Single Buyers Have Several Markets to Choose From

However, for single home buyers not looking to purchase a home in the Prairies, there are several midlevel markets offering decent affordability and local earnings in both western and eastern Canada. For example, in Ottawa – one of the nation’s fastest growing housing markets – the benchmark apartment can be purchased for $324,800, while median single-income households bring in $41,026. That would require 4.8 months to save up the required $16,240.

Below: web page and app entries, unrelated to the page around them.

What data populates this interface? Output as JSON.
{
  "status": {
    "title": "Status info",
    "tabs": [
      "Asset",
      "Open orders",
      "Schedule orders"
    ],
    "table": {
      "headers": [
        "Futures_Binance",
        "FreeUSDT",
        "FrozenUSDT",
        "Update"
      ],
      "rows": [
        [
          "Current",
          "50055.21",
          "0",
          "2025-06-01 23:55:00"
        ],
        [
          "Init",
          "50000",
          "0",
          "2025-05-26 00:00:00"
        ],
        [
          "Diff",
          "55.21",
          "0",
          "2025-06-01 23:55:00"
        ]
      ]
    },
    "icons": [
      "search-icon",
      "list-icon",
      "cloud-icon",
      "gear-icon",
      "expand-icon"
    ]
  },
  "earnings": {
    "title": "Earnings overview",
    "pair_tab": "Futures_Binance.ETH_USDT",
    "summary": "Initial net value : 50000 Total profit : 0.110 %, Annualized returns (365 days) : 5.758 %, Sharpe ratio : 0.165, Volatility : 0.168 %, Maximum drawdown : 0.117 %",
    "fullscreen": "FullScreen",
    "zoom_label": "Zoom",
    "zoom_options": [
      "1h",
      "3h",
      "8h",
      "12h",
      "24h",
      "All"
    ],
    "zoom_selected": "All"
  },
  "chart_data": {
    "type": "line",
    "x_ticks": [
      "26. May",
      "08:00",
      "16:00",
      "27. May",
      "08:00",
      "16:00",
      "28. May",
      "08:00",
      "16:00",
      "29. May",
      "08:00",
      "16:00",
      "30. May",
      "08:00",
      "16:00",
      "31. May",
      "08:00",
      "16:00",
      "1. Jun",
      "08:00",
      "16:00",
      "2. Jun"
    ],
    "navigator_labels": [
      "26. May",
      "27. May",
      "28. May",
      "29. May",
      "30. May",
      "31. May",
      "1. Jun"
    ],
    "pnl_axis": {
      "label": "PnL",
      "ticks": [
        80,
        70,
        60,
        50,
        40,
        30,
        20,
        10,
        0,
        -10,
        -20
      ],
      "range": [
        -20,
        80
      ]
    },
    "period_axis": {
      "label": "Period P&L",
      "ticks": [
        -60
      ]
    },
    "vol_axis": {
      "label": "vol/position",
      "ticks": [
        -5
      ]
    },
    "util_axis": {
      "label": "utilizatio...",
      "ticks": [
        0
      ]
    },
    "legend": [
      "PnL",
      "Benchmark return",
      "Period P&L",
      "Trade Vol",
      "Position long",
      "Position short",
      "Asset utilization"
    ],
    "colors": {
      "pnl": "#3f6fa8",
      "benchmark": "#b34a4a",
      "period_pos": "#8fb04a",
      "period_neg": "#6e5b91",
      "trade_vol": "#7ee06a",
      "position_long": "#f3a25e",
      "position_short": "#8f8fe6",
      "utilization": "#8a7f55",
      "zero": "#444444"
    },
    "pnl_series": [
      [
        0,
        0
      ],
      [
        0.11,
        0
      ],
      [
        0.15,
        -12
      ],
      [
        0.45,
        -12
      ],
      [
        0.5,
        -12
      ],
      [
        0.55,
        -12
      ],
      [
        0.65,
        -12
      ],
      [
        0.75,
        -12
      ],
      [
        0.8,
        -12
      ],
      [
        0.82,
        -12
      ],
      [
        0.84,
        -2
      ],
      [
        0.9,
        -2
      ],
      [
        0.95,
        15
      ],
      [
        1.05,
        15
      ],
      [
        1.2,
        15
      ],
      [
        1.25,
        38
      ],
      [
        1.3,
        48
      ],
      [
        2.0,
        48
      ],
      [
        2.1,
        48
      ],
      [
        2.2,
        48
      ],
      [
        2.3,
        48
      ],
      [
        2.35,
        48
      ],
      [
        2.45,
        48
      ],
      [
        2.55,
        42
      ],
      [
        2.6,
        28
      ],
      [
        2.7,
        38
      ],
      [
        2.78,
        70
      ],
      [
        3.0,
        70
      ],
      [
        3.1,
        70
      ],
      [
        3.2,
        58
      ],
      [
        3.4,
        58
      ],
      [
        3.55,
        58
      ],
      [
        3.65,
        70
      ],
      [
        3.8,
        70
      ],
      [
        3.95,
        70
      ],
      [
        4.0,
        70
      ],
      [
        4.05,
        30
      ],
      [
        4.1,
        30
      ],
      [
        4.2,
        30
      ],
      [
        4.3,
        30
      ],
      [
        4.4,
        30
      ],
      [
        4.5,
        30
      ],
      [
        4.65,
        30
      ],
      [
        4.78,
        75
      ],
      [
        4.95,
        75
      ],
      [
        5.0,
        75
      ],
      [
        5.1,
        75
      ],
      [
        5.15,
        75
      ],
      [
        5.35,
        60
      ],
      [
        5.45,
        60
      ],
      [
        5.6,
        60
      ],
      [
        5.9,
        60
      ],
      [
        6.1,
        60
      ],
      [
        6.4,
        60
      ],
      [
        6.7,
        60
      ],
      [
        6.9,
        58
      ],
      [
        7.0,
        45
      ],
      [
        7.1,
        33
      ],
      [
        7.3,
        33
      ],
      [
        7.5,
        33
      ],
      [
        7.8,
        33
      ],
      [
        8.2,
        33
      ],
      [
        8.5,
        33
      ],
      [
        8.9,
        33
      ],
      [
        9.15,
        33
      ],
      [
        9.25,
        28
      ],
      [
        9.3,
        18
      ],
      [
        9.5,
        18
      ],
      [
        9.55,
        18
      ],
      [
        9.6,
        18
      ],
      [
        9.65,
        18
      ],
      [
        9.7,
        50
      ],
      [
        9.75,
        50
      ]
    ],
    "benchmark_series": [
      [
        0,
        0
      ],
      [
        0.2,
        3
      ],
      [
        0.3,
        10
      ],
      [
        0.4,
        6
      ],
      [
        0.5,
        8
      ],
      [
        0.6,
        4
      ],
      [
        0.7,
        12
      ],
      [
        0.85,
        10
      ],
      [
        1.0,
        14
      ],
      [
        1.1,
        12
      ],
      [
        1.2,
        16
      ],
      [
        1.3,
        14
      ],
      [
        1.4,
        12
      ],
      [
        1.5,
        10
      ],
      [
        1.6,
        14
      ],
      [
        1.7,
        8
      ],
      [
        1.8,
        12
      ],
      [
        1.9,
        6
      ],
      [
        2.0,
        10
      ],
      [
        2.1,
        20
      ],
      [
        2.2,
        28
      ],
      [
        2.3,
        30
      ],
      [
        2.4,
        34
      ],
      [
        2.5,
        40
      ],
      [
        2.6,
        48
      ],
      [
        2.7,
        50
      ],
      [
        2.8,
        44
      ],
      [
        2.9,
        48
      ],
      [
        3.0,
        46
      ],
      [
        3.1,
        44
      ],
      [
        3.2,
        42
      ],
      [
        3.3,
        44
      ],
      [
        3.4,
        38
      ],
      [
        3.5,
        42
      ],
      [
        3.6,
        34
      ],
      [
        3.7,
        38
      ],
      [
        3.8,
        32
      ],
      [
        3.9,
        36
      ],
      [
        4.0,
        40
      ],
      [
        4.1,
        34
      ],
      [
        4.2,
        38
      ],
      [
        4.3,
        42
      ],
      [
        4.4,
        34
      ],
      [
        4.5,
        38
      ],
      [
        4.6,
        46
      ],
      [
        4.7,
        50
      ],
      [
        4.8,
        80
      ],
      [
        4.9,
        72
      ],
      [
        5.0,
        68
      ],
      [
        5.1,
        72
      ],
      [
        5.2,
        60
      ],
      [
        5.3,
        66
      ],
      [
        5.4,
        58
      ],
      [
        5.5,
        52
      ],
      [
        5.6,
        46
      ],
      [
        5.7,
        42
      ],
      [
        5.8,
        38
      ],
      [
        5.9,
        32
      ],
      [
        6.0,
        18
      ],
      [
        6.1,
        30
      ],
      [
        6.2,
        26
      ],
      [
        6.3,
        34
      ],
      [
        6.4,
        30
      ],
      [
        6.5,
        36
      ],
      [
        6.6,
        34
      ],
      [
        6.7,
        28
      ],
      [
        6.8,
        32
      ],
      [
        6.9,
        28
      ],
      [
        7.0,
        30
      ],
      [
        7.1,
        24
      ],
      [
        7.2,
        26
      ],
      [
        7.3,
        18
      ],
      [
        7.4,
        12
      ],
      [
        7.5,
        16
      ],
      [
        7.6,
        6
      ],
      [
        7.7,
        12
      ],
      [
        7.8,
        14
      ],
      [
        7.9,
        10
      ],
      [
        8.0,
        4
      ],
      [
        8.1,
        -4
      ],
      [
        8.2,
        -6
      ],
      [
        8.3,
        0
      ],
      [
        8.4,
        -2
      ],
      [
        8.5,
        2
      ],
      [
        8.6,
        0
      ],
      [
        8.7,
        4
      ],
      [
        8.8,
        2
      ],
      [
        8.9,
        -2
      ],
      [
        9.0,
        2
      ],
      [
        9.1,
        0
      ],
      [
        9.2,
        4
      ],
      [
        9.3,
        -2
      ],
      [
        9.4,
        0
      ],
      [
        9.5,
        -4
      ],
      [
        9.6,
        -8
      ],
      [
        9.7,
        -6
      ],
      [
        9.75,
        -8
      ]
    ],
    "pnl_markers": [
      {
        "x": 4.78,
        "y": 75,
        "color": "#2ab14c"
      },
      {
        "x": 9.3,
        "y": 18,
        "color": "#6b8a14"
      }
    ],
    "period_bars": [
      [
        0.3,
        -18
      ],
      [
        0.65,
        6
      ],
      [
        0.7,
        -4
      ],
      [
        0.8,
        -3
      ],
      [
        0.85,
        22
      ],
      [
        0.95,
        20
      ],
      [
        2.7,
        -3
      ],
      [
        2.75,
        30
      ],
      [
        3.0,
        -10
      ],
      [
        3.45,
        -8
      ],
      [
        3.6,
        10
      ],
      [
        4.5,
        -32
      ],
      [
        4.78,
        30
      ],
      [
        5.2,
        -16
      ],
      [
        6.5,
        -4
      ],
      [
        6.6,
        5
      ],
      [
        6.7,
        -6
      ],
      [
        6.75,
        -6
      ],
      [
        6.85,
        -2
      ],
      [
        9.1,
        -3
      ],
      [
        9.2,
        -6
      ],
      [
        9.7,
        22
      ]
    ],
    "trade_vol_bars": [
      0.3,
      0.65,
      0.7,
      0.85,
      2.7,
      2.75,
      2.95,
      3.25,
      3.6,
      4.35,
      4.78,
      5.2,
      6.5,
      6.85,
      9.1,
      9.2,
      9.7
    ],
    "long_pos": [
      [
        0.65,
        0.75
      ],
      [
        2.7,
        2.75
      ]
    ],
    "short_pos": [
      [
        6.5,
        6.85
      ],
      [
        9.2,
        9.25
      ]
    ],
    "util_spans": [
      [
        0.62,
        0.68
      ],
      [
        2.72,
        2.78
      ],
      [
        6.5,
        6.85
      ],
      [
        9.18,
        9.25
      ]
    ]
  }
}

It would take a bit longer in the booming market of Montreal due to slightly lower incomes, though comparatively cheaper home prices make La Belle Provence a contender for first-time buyers. A benchmark apartment there comes in at $320,700, requiring a buyer earning $29,617 to save for 6.5 months to put together the $16,035 down payment.

Those interested in Calgary real estate will also see their dollars go considerably farther; the city is home to the highest median single-income in the nation at $44,957. Based on a benchmark apartment price of $257,300, and a minimum down payment of $12,365, it would take a buyer 3.3 months to save for their home purchase.

Check out the Infographic below to see how long it would take a single-income household to purchase the benchmark apartment in cities across Canada:

Buying an Apartment on a Single Income Zoocasa


Benchmark apartment prices were sourced from the Canadian Real Estate Association and are for December 2019, the most recent month available at the time of writing. The median price for Kitchener-Waterloo and the average price for Winnipeg were sourced from the KitchenerWaterloo Association of Realtors and WinnipegREALTORS because the benchmark price was not available.